Of course, the ultimate interpretation of all the latter is that they were never, in the end, really worth my time at all. But the ones who do step up to the tasks I’ve presented? I think they’re worth the investment††.
I suppose the practice of laying all my “demands” out on the table from the get-go and as they arise situationally could be considered “high-maintenance”. But really, isn’t it just about being honest?
* * * * * * *
* Before I sound too unreasonable, let me just explain that this was mostly a timing thing, rather than my genuinely wanting C to miss the Super Bowl. I’d been homeless for two months, and I wasn’t about to let the Super Bowl delay my move, especially since it was a Sunday move, meaning I’d have to wait a full work week before I could even think about moving duties again, and especially since he barely paid attention to the sport for the entire rest of the season. I rest my case.
** Actually, now that I read over this section again for my final edit, it doesn’t sound too bad. So there’s more testament to the (high?/low?-maintenance) person I am now.

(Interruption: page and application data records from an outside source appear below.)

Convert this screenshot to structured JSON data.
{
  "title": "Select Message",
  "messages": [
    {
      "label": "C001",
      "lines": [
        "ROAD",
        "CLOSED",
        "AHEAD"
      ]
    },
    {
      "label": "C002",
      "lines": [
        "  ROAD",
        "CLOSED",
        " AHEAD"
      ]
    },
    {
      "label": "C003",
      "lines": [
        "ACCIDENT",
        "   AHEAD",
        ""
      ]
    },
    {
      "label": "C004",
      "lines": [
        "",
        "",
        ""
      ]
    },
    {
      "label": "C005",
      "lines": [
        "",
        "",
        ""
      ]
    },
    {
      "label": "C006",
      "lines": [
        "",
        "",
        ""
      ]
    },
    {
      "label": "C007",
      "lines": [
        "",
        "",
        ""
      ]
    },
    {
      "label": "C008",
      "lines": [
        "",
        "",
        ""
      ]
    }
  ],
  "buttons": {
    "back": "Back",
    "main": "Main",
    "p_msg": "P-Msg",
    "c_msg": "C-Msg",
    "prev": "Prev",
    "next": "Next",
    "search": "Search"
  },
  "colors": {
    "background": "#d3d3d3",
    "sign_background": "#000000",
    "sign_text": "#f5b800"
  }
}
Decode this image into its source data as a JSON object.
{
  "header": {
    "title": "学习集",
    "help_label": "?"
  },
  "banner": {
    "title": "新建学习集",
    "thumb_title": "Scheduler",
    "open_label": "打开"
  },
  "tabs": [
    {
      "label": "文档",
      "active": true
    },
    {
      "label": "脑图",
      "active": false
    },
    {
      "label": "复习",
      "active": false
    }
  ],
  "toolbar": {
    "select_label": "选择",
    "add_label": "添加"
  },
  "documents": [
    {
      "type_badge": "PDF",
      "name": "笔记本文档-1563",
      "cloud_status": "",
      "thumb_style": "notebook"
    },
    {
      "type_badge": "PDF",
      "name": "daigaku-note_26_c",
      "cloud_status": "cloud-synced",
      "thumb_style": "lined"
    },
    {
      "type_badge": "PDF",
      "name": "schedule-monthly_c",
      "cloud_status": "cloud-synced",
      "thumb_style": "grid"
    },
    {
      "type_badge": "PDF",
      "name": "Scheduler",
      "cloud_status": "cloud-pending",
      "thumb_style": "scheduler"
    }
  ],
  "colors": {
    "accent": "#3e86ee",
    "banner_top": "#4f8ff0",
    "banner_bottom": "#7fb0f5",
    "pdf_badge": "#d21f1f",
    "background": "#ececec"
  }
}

† This reminds me of one particular session of my Audience Insight class in J-school. Basically, the idea was that for your publication — be it a magazine or a newspaper or what have you — you have your Tier 1, main target audience, embodied and personified by a single archetype — we’re talking, literally, “female, 28, resides in New York, works in journalism and earns a salary of XX, giving her the sufficient means to purchase the goods at the price point presented by this lifestyle magazine”. This is followed by your Tiers 2 and 3, secondary audiences who also have an interest in the topic(s) you cover and happen to tune in to the content of your medium. But even though a significant amount of your sales may come from Tiers 2 and 3, you must focus your publication on the Tier 1 audience — or more specifically, the target persona. The reasons? They’d include thematic consistency, maintaining relevance to readers, limiting the scope of topics you can cover (very important), and finally the fact that many Tiers 2 and 3 audience members aspire to become the Tier 1. Case in point: Not all tweens and teens who read Seventeen Magazine are aged 17, but they still read for various reasons, like they have 17-envy, or they’re im/mature for their age, or they just really, really like boys. Same goes for Food Network: not everyone who tunes in to the channel is a full-blown foodie, but most people appreciate an ample serving of food porn. As Professor Rachel Mersey Davis stressed over and over again: “You don’t want to cast too wide a net, else you’ll catch nothing at all.”
†† I’d like to add here, though, that I’m not in the habit of expecting people to give me things they’re not already willing to give. Also, please don’t think I think that contributions to the happiness of a relationship are entirely what I ask for and he provides — it’s a two-way street, obviously, and I’m just as inclined to consider what I’m willing to do and how willing I am to do those things for a significant other in the overarching scheme of whether I truly want to be with him.